An autonomous DMA (direct memory access) engine moves data between the two SRAMs and the big DRAM array via its own 64-bit bus. The DMA is triggered automatically during instruction fetch and decode, so the PIM processor doesn’t have to explicitly tell it to do so.
It’s counterintuitive, but the eight processors in each PIM chip (128 processors per DIMM) don’t communicate in any way. There’s no exotic network or mesh to coordinate their behavior. They don’t share data or instructions. Each one is independent, and you’re welcome to program each one with an utterly unrelated task.
That’s not likely in practice, however. The whole point of having 128 accelerators buried inside your DRAM is to get them cranking on a single big dataset. So, how do you program this thing, anyway?
The processors themselves are hidden from view, accessible only via a handful of memory-mapped registers. You program them by loading code into the DRAM over the normal DDR4 interface. The internal DMA then snags the code and pushes it into each processor’s local SRAM code store. Whatever results they produce are left in the local SRAM data store, which the DMA then moves to the main DRAM array, where it’s visible to your system’s main processor(s).
Because there’s no communication among PIM processors, it’s up to the host CPU to coordinate their actions. Upmem calls this “orchestration,” and it’s a nontrivial task. You’ve got to load the appropriate data where the processors can see it, push the relevant code to each one, and somehow divide up the task in a sensible manner.
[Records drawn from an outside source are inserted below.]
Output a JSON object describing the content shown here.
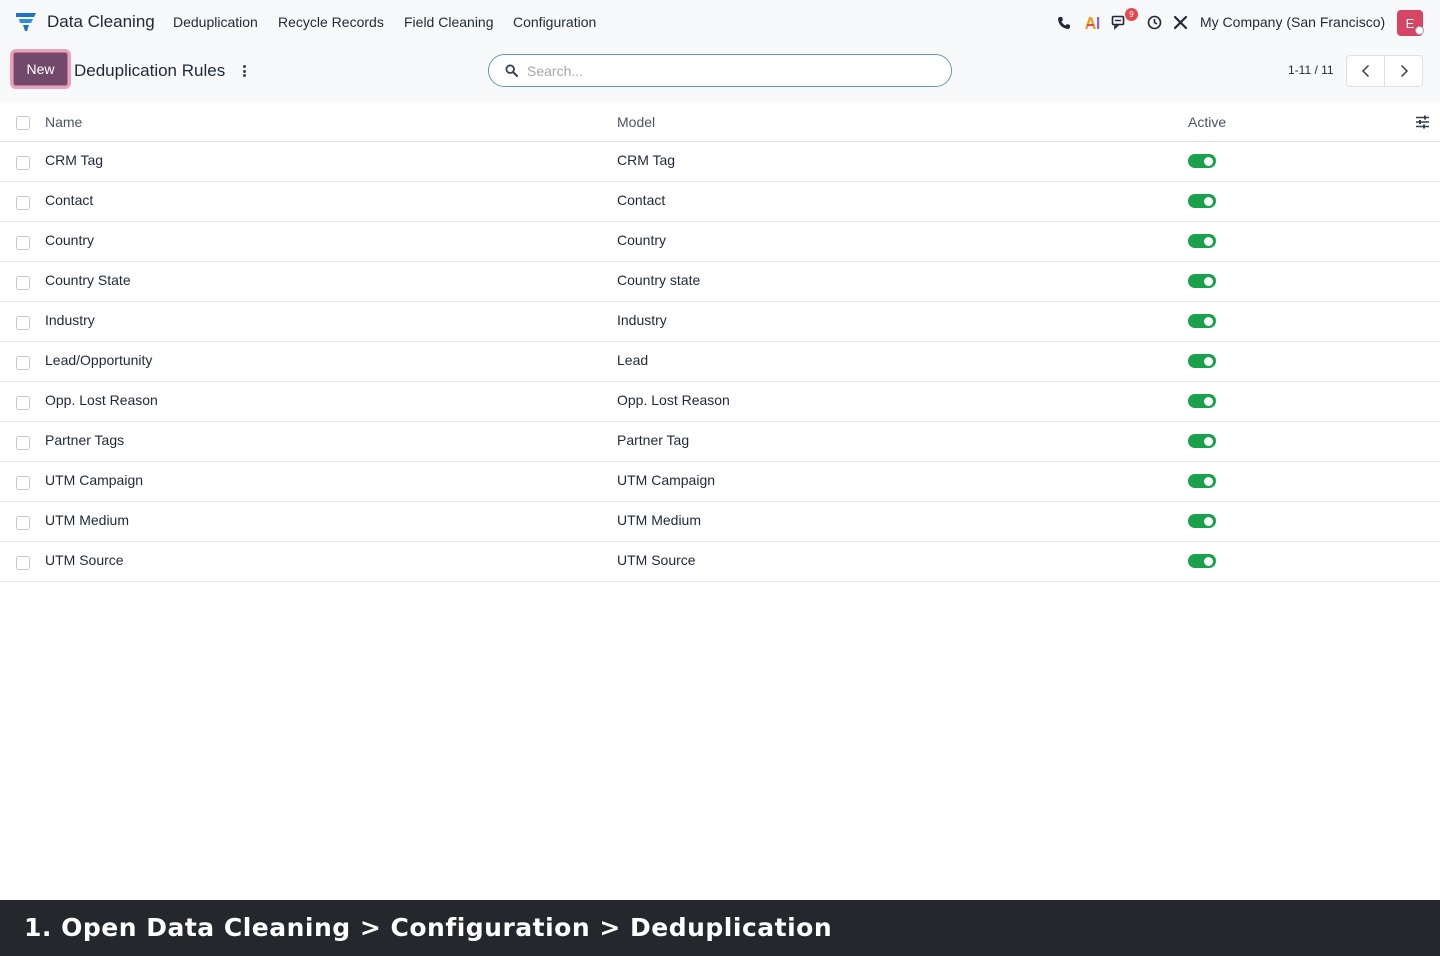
{
  "navbar": {
    "app_name": "Data Cleaning",
    "menu": [
      "Deduplication",
      "Recycle Records",
      "Field Cleaning",
      "Configuration"
    ],
    "systray": {
      "icons": [
        "phone-icon",
        "ai-icon",
        "messages-icon",
        "activity-clock-icon",
        "tools-icon"
      ],
      "messages_badge": "9",
      "company": "My Company (San Francisco)",
      "avatar_letter": "E"
    }
  },
  "control_panel": {
    "new_label": "New",
    "title": "Deduplication Rules",
    "search_placeholder": "Search...",
    "pager": "1-11 / 11"
  },
  "table": {
    "columns": [
      "Name",
      "Model",
      "Active"
    ],
    "rows": [
      {
        "name": "CRM Tag",
        "model": "CRM Tag",
        "active": true
      },
      {
        "name": "Contact",
        "model": "Contact",
        "active": true
      },
      {
        "name": "Country",
        "model": "Country",
        "active": true
      },
      {
        "name": "Country State",
        "model": "Country state",
        "active": true
      },
      {
        "name": "Industry",
        "model": "Industry",
        "active": true
      },
      {
        "name": "Lead/Opportunity",
        "model": "Lead",
        "active": true
      },
      {
        "name": "Opp. Lost Reason",
        "model": "Opp. Lost Reason",
        "active": true
      },
      {
        "name": "Partner Tags",
        "model": "Partner Tag",
        "active": true
      },
      {
        "name": "UTM Campaign",
        "model": "UTM Campaign",
        "active": true
      },
      {
        "name": "UTM Medium",
        "model": "UTM Medium",
        "active": true
      },
      {
        "name": "UTM Source",
        "model": "UTM Source",
        "active": true
      }
    ]
  },
  "caption": "1. Open Data Cleaning > Configuration > Deduplication",
  "colors": {
    "brand": "#71496a",
    "toggle_on": "#1aa14c",
    "caption_bg": "#24272b",
    "avatar": "#d64564"
  }
}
Fortunately, Upmem provides a software library to make this as easy and invisible as possible. The SDK (software-development kit) for various Linux derivatives is available on the company’s website. A cloud-based software simulator and an FPGA board with 256 processors are also online.
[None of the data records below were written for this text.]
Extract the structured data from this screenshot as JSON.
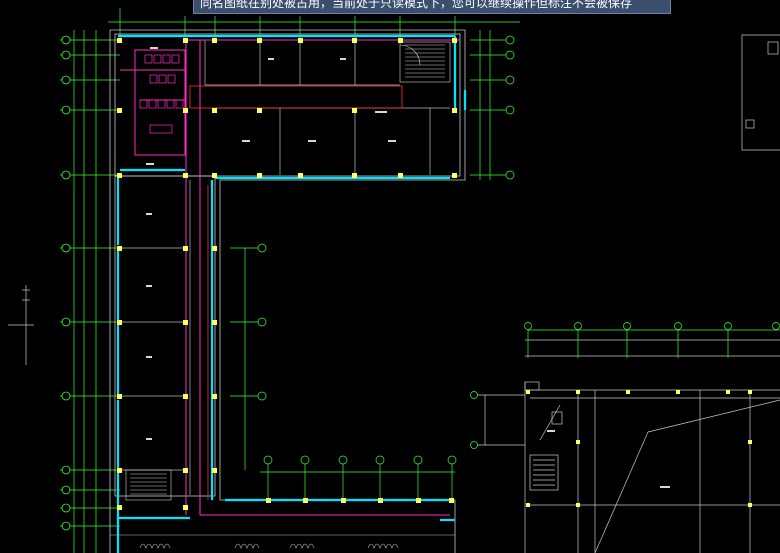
{
  "banner": {
    "message": "同名图纸在别处被占用，当前处于只读模式下，您可以继续操作但标注不会被保存"
  },
  "colors": {
    "background": "#000000",
    "wall": "#00e5ff",
    "column": "#ffff66",
    "outline": "#c8c8c8",
    "grid_line": "#33ff33",
    "pipe": "#ff2ec4",
    "red_line": "#ff3030",
    "banner_bg": "#3a4e6e"
  }
}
A weird side effect of dividing processors across DRAM chips is that the data is organized wrong. Normally, each DRAM sits on a single byte of the data bus. When you store a 64-bit word, for example, eight separate DRAMs each get a piece of it. That’s not what you want when you’re asking processors inside those DRAMs to work on a parallel problem. So, one of the built-in functions of the SDK is transposing data from a “horizontal” to a “vertical” orientation so that each PIM processor gets a whole 64-bit word, not just a slice of it.
Upmem is shipping limited quantities of its 4-Gbit PIM chips now, with volume expected later this year. Pricing isn’t public, but the company described it as “almost, but not quite, the cost of a standard DRAM.”
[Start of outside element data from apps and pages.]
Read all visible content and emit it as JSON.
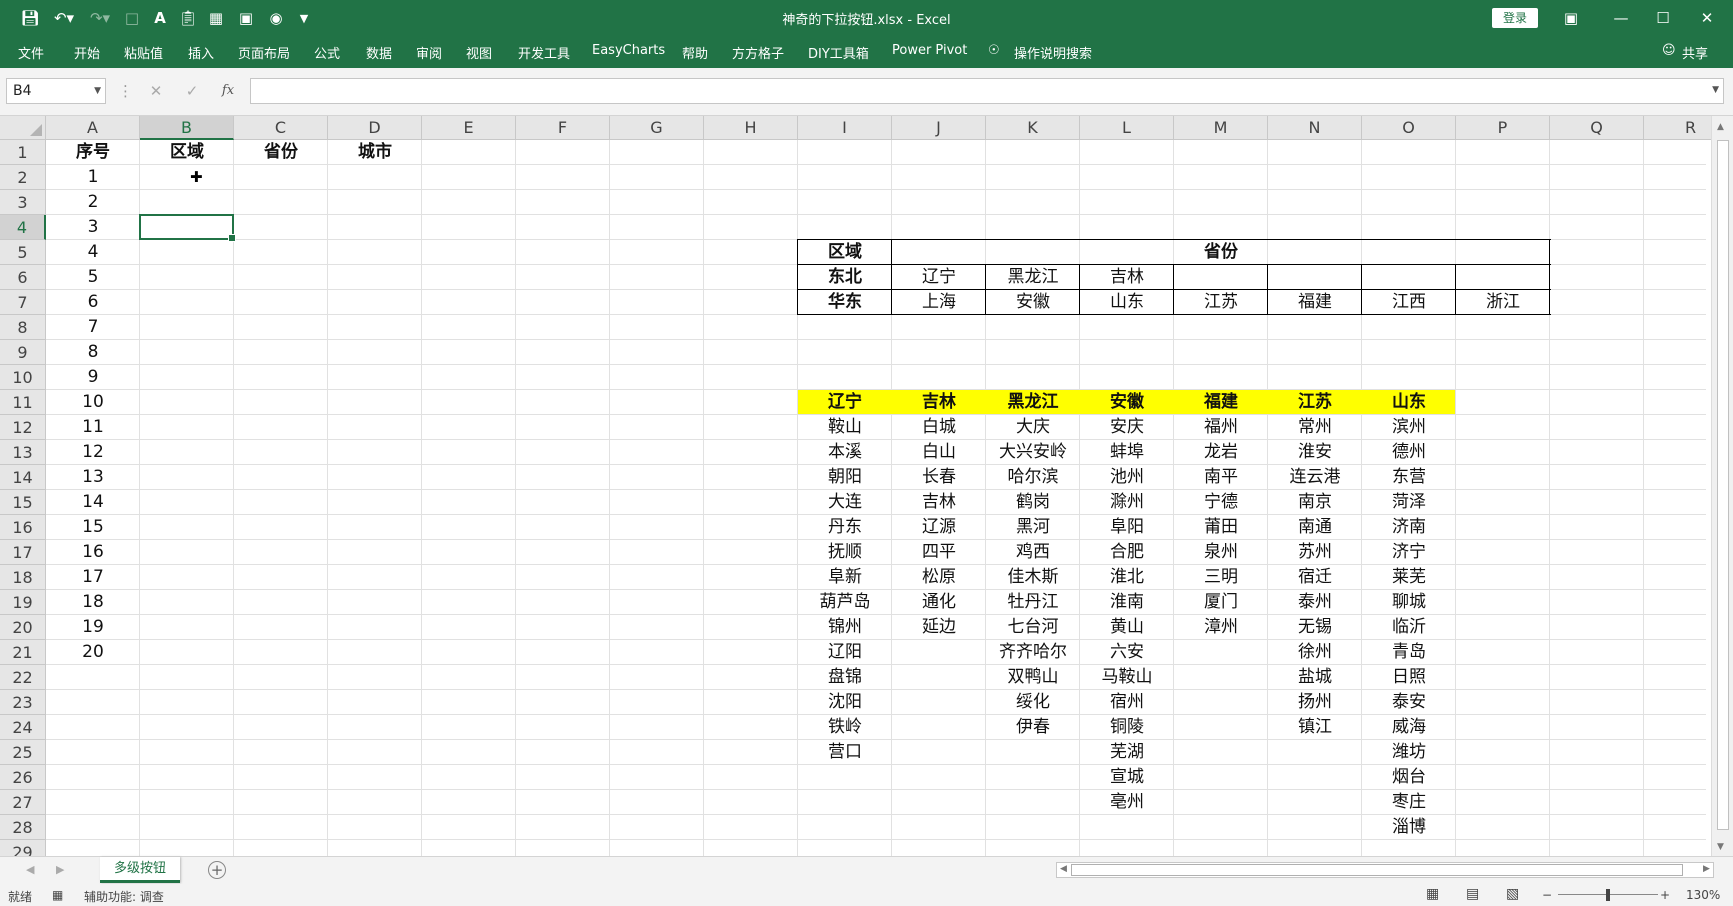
{
  "title_bar": {
    "title": "神奇的下拉按钮.xlsx  -  Excel",
    "login_label": "登录"
  },
  "ribbon": {
    "tabs": [
      "文件",
      "开始",
      "粘贴值",
      "插入",
      "页面布局",
      "公式",
      "数据",
      "审阅",
      "视图",
      "开发工具",
      "EasyCharts",
      "帮助",
      "方方格子",
      "DIY工具箱",
      "Power Pivot"
    ],
    "tell_me": "操作说明搜索",
    "share": "共享"
  },
  "formula_bar": {
    "name_box": "B4",
    "fx_label": "fx",
    "formula": ""
  },
  "columns": [
    "A",
    "B",
    "C",
    "D",
    "E",
    "F",
    "G",
    "H",
    "I",
    "J",
    "K",
    "L",
    "M",
    "N",
    "O",
    "P",
    "Q",
    "R"
  ],
  "rows": [
    "1",
    "2",
    "3",
    "4",
    "5",
    "6",
    "7",
    "8",
    "9",
    "10",
    "11",
    "12",
    "13",
    "14",
    "15",
    "16",
    "17",
    "18",
    "19",
    "20",
    "21",
    "22",
    "23",
    "24",
    "25",
    "26",
    "27",
    "28",
    "29"
  ],
  "sheet": {
    "headers": [
      "序号",
      "区域",
      "省份",
      "城市"
    ],
    "sequence": [
      "1",
      "2",
      "3",
      "4",
      "5",
      "6",
      "7",
      "8",
      "9",
      "10",
      "11",
      "12",
      "13",
      "14",
      "15",
      "16",
      "17",
      "18",
      "19",
      "20"
    ],
    "region_table": {
      "header_region": "区域",
      "header_province": "省份",
      "rows": [
        {
          "region": "东北",
          "provinces": [
            "辽宁",
            "黑龙江",
            "吉林",
            "",
            "",
            "",
            ""
          ]
        },
        {
          "region": "华东",
          "provinces": [
            "上海",
            "安徽",
            "山东",
            "江苏",
            "福建",
            "江西",
            "浙江"
          ]
        }
      ]
    },
    "city_table": {
      "headers": [
        "辽宁",
        "吉林",
        "黑龙江",
        "安徽",
        "福建",
        "江苏",
        "山东"
      ],
      "columns": [
        [
          "鞍山",
          "本溪",
          "朝阳",
          "大连",
          "丹东",
          "抚顺",
          "阜新",
          "葫芦岛",
          "锦州",
          "辽阳",
          "盘锦",
          "沈阳",
          "铁岭",
          "营口"
        ],
        [
          "白城",
          "白山",
          "长春",
          "吉林",
          "辽源",
          "四平",
          "松原",
          "通化",
          "延边"
        ],
        [
          "大庆",
          "大兴安岭",
          "哈尔滨",
          "鹤岗",
          "黑河",
          "鸡西",
          "佳木斯",
          "牡丹江",
          "七台河",
          "齐齐哈尔",
          "双鸭山",
          "绥化",
          "伊春"
        ],
        [
          "安庆",
          "蚌埠",
          "池州",
          "滁州",
          "阜阳",
          "合肥",
          "淮北",
          "淮南",
          "黄山",
          "六安",
          "马鞍山",
          "宿州",
          "铜陵",
          "芜湖",
          "宣城",
          "亳州"
        ],
        [
          "福州",
          "龙岩",
          "南平",
          "宁德",
          "莆田",
          "泉州",
          "三明",
          "厦门",
          "漳州"
        ],
        [
          "常州",
          "淮安",
          "连云港",
          "南京",
          "南通",
          "苏州",
          "宿迁",
          "泰州",
          "无锡",
          "徐州",
          "盐城",
          "扬州",
          "镇江"
        ],
        [
          "滨州",
          "德州",
          "东营",
          "菏泽",
          "济南",
          "济宁",
          "莱芜",
          "聊城",
          "临沂",
          "青岛",
          "日照",
          "泰安",
          "威海",
          "潍坊",
          "烟台",
          "枣庄",
          "淄博"
        ]
      ]
    },
    "header_fill": "#ffff00"
  },
  "sheet_tabs": [
    "多级按钮"
  ],
  "status_bar": {
    "ready": "就绪",
    "accessibility": "辅助功能: 调查",
    "zoom": "130%"
  },
  "colors": {
    "excel_green": "#217346",
    "highlight_yellow": "#ffff00"
  }
}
Company CEO Gilles Hamou also said there’s “no emergency” to produce higher-capacity versions that keep up with the DRAM treadmill, nor to advance the current 400-MHz frequency. “Even at 100 MHz, [programmers] would be happy with the acceleration,” he says.
Part of the problem is power. To remain fully compatible with normal DIMMs and standard motherboards, Upmem has to keep its power requirements modest. That’s tough to do when you’re packing in over a hundred processor cores, dozens of SRAMs, and a lot of additional logic. Upmem says that all that content increases die area by about 50% over the DRAM alone. No small task.
PIMs are secret weapons that require no additional real estate, just some BIOS tweaks and a new software library to coordinate their actions. The hardware is a drop-in, but the software isn’t. Still, those 128 accelerators – and that’s per DIMM slot – can provide some impressive speedup for the right set of problems. After all these years and many false starts, Upmem may have finally cracked the processor-in-memory bottleneck.